| Task goal |
Search the data for the word "html" and copy every line where it occurs.

| Supplied data |
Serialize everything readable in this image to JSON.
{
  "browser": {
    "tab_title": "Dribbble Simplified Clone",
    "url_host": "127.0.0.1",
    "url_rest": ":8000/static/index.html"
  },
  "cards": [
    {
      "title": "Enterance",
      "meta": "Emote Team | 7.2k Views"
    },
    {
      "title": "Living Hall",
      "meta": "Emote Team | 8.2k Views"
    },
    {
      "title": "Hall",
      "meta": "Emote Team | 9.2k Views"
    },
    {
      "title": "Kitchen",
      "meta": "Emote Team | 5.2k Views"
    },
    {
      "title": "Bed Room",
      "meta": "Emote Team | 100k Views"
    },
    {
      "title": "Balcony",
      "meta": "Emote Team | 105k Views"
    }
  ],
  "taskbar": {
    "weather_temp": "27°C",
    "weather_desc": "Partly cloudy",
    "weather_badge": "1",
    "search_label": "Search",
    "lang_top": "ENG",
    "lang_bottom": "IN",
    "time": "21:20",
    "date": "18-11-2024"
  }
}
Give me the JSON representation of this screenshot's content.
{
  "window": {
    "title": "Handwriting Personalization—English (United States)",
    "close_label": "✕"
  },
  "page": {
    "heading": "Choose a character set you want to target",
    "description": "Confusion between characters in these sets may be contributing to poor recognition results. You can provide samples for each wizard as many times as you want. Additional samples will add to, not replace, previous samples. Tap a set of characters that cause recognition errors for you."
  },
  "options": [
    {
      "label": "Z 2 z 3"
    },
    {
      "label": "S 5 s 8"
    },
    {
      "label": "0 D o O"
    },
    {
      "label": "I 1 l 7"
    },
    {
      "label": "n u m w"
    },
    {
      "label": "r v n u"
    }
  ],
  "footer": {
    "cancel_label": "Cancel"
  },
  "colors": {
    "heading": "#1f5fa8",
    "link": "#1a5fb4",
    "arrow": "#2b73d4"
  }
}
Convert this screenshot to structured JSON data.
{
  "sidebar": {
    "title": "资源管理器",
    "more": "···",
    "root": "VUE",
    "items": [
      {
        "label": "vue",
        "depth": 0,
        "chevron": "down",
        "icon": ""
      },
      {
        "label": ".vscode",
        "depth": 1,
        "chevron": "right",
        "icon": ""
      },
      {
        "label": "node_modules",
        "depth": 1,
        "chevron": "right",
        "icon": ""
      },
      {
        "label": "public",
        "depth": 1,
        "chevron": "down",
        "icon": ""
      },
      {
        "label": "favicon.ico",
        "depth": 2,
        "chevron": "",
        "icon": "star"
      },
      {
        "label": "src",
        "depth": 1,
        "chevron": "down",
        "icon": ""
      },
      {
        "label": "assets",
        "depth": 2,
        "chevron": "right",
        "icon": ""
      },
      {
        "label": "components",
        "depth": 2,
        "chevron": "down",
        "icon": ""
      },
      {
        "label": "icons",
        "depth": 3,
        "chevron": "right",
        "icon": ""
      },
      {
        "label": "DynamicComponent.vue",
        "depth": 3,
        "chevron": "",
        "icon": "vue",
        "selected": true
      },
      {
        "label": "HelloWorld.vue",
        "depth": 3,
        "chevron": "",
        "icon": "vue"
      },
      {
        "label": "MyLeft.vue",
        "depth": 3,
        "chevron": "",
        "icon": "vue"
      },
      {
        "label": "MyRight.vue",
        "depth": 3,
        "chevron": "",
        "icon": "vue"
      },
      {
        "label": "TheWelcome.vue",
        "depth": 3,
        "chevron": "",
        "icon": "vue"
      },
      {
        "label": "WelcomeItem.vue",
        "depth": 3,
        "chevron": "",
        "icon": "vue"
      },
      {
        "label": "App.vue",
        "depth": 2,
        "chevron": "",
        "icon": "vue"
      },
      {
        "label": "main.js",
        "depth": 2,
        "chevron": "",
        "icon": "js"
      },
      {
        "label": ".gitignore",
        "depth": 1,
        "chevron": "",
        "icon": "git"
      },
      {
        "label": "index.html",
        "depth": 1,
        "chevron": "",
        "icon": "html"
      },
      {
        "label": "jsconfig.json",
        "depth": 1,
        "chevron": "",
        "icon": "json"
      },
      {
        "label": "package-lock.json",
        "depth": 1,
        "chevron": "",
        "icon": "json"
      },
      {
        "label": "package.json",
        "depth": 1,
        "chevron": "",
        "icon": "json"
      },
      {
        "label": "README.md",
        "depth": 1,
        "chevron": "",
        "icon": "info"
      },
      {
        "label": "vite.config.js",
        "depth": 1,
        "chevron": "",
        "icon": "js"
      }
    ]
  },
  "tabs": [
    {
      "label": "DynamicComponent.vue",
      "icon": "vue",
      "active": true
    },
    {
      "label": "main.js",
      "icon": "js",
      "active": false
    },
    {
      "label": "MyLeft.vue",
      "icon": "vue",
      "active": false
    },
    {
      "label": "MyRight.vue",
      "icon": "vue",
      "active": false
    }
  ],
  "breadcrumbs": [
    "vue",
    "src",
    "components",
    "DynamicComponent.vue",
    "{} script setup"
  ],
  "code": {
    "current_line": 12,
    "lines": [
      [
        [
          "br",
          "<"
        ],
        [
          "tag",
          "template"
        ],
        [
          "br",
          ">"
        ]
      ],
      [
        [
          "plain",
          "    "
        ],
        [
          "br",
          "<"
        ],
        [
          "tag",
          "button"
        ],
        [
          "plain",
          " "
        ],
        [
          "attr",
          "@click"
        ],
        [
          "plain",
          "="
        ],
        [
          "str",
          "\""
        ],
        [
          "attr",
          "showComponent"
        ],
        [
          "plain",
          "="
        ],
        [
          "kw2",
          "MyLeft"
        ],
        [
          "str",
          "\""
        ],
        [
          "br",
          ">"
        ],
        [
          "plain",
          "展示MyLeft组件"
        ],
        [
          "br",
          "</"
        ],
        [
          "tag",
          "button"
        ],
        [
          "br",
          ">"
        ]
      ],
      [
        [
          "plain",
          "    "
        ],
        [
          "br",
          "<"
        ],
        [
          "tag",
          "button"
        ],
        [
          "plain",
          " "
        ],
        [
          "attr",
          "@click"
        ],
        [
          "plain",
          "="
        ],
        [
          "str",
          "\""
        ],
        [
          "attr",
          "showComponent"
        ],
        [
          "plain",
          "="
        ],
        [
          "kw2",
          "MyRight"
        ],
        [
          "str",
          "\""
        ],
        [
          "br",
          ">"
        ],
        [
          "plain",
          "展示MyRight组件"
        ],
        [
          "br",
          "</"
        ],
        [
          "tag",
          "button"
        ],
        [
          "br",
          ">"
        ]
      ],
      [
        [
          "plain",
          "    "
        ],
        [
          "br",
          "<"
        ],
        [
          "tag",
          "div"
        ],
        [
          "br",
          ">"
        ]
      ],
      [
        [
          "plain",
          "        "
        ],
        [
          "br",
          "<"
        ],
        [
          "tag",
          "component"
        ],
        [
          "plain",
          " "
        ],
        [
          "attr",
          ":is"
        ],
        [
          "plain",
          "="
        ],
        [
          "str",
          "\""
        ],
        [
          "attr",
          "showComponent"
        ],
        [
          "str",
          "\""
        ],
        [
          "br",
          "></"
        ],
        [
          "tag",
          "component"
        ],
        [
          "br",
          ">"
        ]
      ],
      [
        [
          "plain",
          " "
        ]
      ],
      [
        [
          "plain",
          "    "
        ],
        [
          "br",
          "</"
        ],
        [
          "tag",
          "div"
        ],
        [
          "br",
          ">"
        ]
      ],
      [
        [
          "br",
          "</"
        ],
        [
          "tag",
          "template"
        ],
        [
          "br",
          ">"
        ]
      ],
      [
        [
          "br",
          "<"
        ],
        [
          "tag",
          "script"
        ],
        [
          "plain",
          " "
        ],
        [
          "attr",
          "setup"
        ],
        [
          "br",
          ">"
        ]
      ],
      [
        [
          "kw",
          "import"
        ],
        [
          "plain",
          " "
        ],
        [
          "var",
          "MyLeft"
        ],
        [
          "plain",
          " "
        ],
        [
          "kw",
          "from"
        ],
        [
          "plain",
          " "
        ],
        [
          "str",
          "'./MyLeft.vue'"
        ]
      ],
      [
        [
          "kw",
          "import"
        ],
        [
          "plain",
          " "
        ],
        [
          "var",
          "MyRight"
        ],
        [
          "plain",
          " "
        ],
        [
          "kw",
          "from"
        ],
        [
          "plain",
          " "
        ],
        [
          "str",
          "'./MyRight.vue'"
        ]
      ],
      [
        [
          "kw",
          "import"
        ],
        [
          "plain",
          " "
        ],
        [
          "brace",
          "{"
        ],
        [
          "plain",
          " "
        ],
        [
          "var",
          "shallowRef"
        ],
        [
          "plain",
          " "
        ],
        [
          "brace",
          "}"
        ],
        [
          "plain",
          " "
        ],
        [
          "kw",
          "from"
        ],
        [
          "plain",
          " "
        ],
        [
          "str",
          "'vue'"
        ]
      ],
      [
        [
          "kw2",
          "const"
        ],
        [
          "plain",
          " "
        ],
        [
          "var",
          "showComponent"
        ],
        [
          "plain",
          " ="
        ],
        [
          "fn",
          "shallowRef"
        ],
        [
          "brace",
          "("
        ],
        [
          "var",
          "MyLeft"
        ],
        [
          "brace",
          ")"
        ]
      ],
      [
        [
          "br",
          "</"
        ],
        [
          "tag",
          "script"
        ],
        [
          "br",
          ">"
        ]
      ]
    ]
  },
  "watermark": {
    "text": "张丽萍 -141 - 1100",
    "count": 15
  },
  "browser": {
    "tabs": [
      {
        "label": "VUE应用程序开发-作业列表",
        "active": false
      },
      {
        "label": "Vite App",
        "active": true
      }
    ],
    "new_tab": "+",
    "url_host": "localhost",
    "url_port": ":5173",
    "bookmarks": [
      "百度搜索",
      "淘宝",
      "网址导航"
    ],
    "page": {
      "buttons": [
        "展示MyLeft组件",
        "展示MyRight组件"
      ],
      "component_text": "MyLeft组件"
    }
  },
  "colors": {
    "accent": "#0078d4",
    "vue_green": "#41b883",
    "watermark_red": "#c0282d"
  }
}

| Completed exercise |
    "url_rest": ":8000/static/index.html"
        "label": "index.html",
        "icon": "html"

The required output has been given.